References to decades-old computer software are included in the new Brexit agreement, including a description of Netscape Communicator and Mozilla Mail as being "modern" services.
Experts believe officials must have copied and pasted chunks of text from old legislation into the document.
The references are on page 921 of the trade deal, in a section on encryption technology.
It also recommends using systems that are now vulnerable to cyber-attacks.
The text cites "modern e-mail software packages including Outlook, Mozilla Mail as well as Netscape Communicator 4.x."
The latter two are now defunct - the last major release of Netscape Communicator was in 1997.
Just in case you forget what Netscape Communicator 4.0 looked like ... pic.twitter.com/573xNdN3ZH— Prof B Buchanan OBE (@billatnapier) December 26, 2020
The document also recommends using 1024-bit RSA encryption and the SHA-1 hashing algorithm, which are both outdated and vulnerable to cyber-attacks.
"It's clear that something is amiss in the drafting of this treaty, and we'd go so far as to venture the opinion that a tired civil servant simply cut-and-pasted from a late-1990s security document," news site Hackaday commented.
Several people have suggested the words were copied from a 2008 EU law, which includes the same text.
Prof Bill Buchanan, a cryptography expert at Edinburgh Napier University, said there was "little excuse" for the outdated references.
"I believe this looks like a standard copy-and-paste of old standards, and with little understanding of the technical details.
"The text is full of acronyms, and it perhaps needs more of a lay person's explanation to define the requirements."
Although SHA-1 and 1024-bit RSA "were a good selection a decade or so ago, they are no longer up to modern security standards," he added.
The Brexit negotiations finally ended on Christmas Eve, with a deal which was more than 1,200 pages long.
Ambassadors from the 27 EU member states have unanimously approved the EU-UK post-Brexit trade deal.
The UK Parliament is expected to approve it on Wednesday, paving the way for it to take effect provisionally on 1 January ahead of a European Parliament vote.
The Home Office said the paragraphs "set out the legally prescribed measures for cooperation."

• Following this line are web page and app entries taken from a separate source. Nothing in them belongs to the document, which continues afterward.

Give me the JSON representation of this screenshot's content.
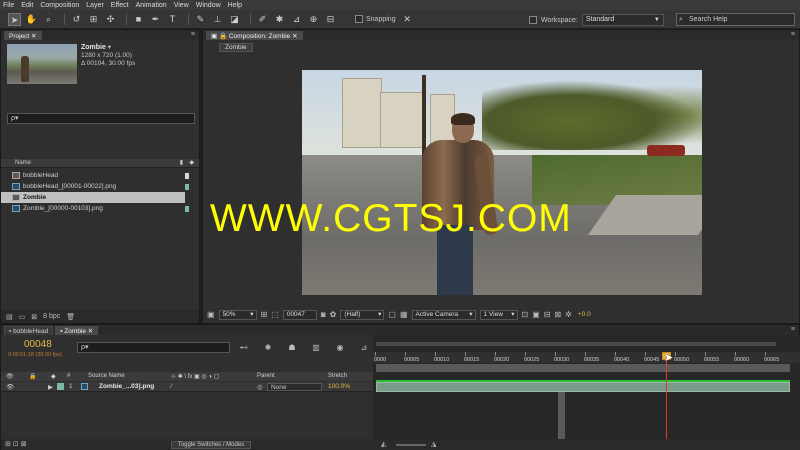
{
  "menu": [
    "File",
    "Edit",
    "Composition",
    "Layer",
    "Effect",
    "Animation",
    "View",
    "Window",
    "Help"
  ],
  "toolbar": {
    "snapping_label": "Snapping",
    "workspace_label": "Workspace:",
    "workspace_value": "Standard",
    "search_placeholder": "Search Help"
  },
  "project": {
    "tab": "Project",
    "selected_name": "Zombie",
    "selected_dims": "1280 x 720 (1.00)",
    "selected_duration": "Δ 00104, 30.00 fps",
    "search_value": "ρ▾",
    "column_name": "Name",
    "items": [
      {
        "name": "bobbleHead",
        "type": "comp"
      },
      {
        "name": "bobbleHead_[00001-00022].png",
        "type": "footage"
      },
      {
        "name": "Zombie",
        "type": "comp"
      },
      {
        "name": "Zombie_[00000-00103].png",
        "type": "footage"
      }
    ],
    "bpc": "8 bpc"
  },
  "composition": {
    "tab": "Composition: Zombie",
    "subtab": "Zombie",
    "zoom": "50%",
    "frame": "00047",
    "resolution": "(Half)",
    "camera": "Active Camera",
    "views": "1 View",
    "exposure": "+0.0"
  },
  "watermark": "WWW.CGTSJ.COM",
  "timeline": {
    "tabs": [
      "bobbleHead",
      "Zombie"
    ],
    "timecode": "00048",
    "timecode_sub": "0:00:01:18 (30.00 fps)",
    "search_value": "ρ▾",
    "columns": {
      "num": "#",
      "source": "Source Name",
      "parent": "Parent",
      "stretch": "Stretch"
    },
    "layer": {
      "num": "1",
      "name": "Zombie_...03].png",
      "parent": "None",
      "stretch": "100.0%"
    },
    "ruler": [
      "0000",
      "00005",
      "00010",
      "00015",
      "00020",
      "00025",
      "00030",
      "00035",
      "00040",
      "00045",
      "00050",
      "00055",
      "00060",
      "00065"
    ],
    "toggle_label": "Toggle Switches / Modes"
  },
  "colors": {
    "accent": "#e6b84a",
    "cti": "#e03a2a",
    "watermark": "#ffff00"
  }
}
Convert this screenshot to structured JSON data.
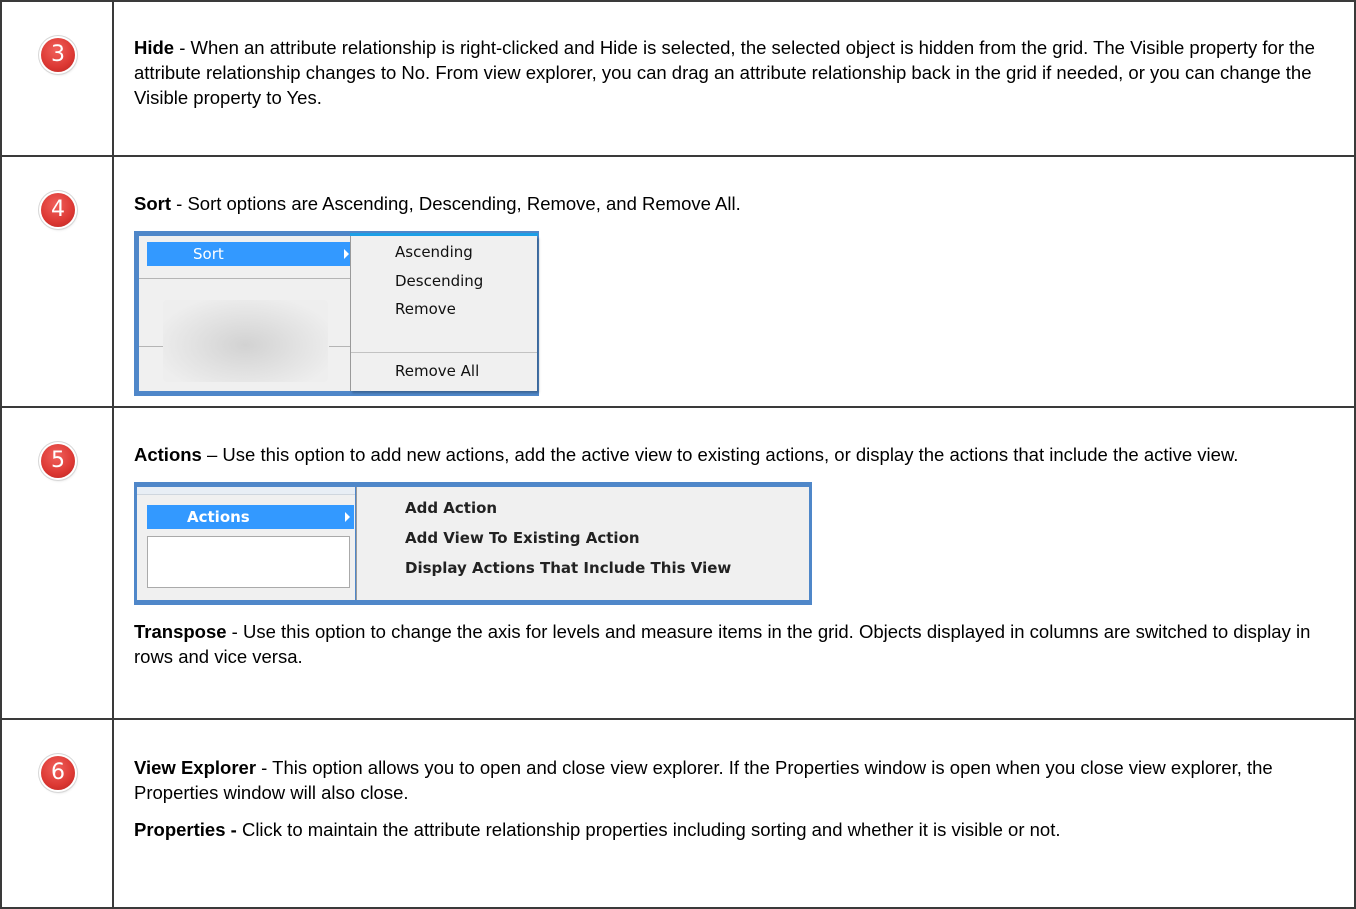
{
  "rows": [
    {
      "number": "3",
      "term": "Hide",
      "sep": " - ",
      "text": "When an attribute relationship is right-clicked and Hide is selected, the selected object is hidden from the grid. The Visible property for the attribute relationship changes to No. From view explorer, you can drag an attribute relationship back in the grid if needed, or you can change the Visible property to Yes."
    },
    {
      "number": "4",
      "term": "Sort",
      "sep": " - ",
      "text": "Sort options are Ascending, Descending, Remove, and Remove All.",
      "menu": {
        "selected": "Sort",
        "submenu": [
          "Ascending",
          "Descending",
          "Remove",
          "Remove All"
        ]
      }
    },
    {
      "number": "5",
      "term": "Actions",
      "sep": " – ",
      "text": "Use this option to add new actions, add the active view to existing actions, or display the actions that include the active view.",
      "menu": {
        "selected": "Actions",
        "submenu": [
          "Add Action",
          "Add View To Existing Action",
          "Display Actions That Include This View"
        ]
      },
      "term2": "Transpose",
      "sep2": " - ",
      "text2": "Use this option to change the axis for levels and measure items in the grid. Objects displayed in columns are switched to display in rows and vice versa."
    },
    {
      "number": "6",
      "term": "View Explorer",
      "sep": " - ",
      "text": "This option allows you to open and close view explorer. If the Properties window is open when you close view explorer, the Properties window will also close.",
      "term2": "Properties -",
      "sep2": " ",
      "text2": "Click to maintain the attribute relationship properties including sorting and whether it is visible or not."
    }
  ],
  "colors": {
    "badge": "#dc3833",
    "menu_highlight": "#3399ff",
    "menu_border": "#4f87c9"
  }
}
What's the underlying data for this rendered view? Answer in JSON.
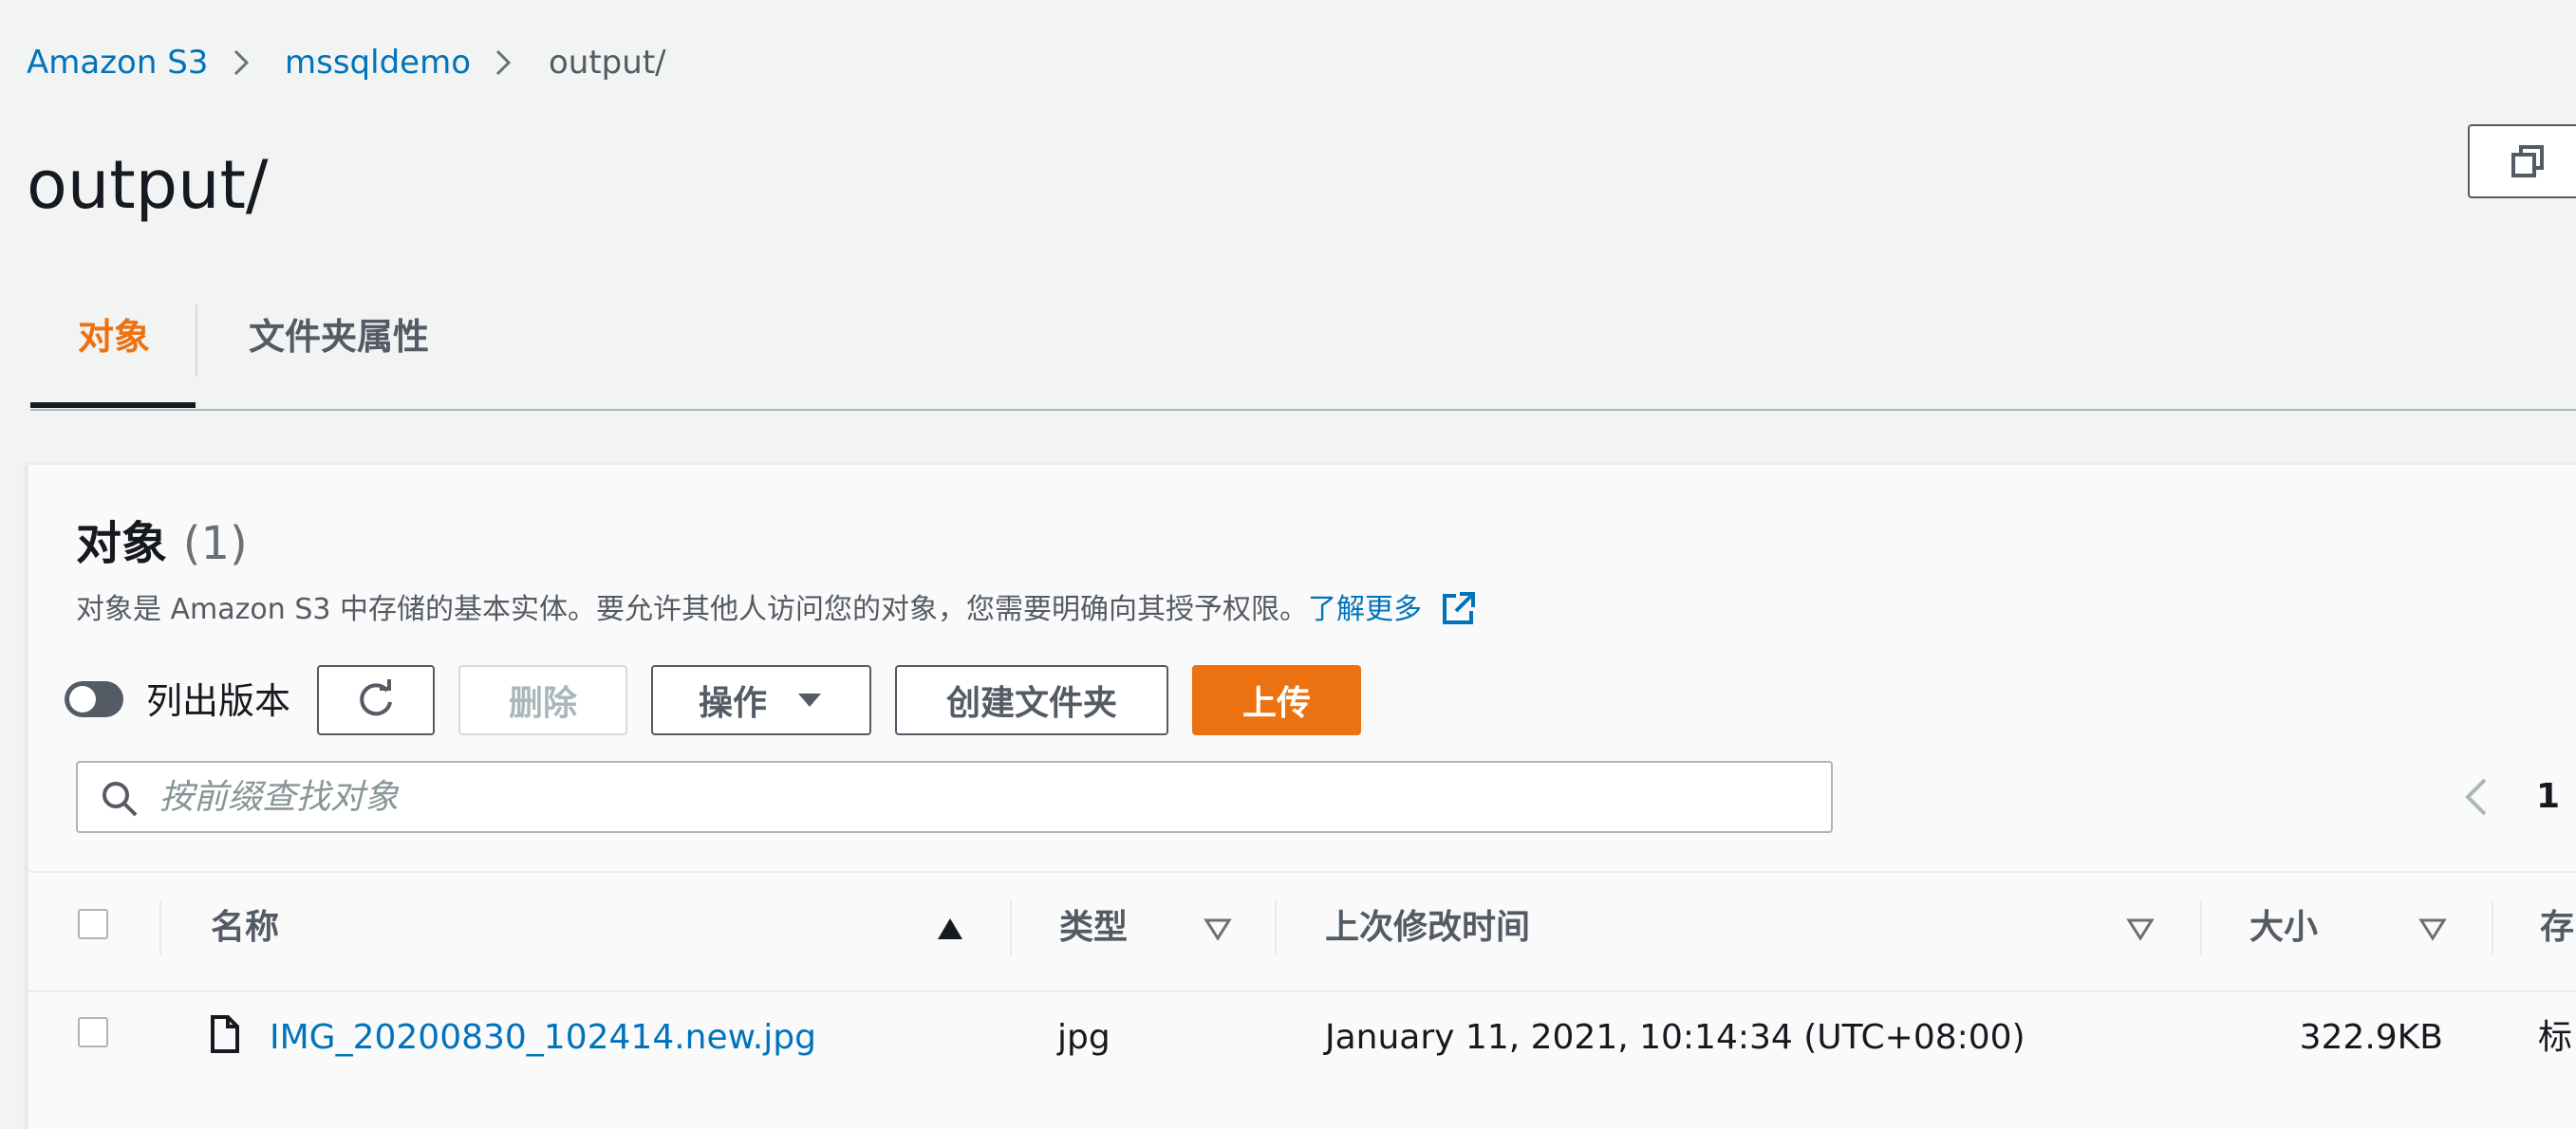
{
  "breadcrumb": [
    "Amazon S3",
    "mssqldemo",
    "output/"
  ],
  "page_title": "output/",
  "tabs": [
    "对象",
    "文件夹属性"
  ],
  "objects_panel": {
    "heading": "对象",
    "count": "(1)",
    "description": "对象是 Amazon S3 中存储的基本实体。要允许其他人访问您的对象，您需要明确向其授予权限。",
    "learn_more": "了解更多"
  },
  "toolbar": {
    "versions_toggle_label": "列出版本",
    "delete_label": "删除",
    "actions_label": "操作",
    "create_folder_label": "创建文件夹",
    "upload_label": "上传"
  },
  "search": {
    "placeholder": "按前缀查找对象",
    "value": ""
  },
  "pagination": {
    "current_page": "1"
  },
  "table": {
    "columns": [
      "名称",
      "类型",
      "上次修改时间",
      "大小",
      "存"
    ],
    "rows": [
      {
        "name": "IMG_20200830_102414.new.jpg",
        "type": "jpg",
        "last_modified": "January 11, 2021, 10:14:34 (UTC+08:00)",
        "size": "322.9KB",
        "storage_class": "标"
      }
    ]
  },
  "colors": {
    "accent": "#ec7211",
    "link": "#0073bb",
    "text": "#16191f",
    "muted": "#545b64",
    "background": "#f2f3f3"
  }
}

"We currently use the latest technology to share this data, which is properly protected and in line with the guidance from the National Cyber Security Centre," a spokesman added.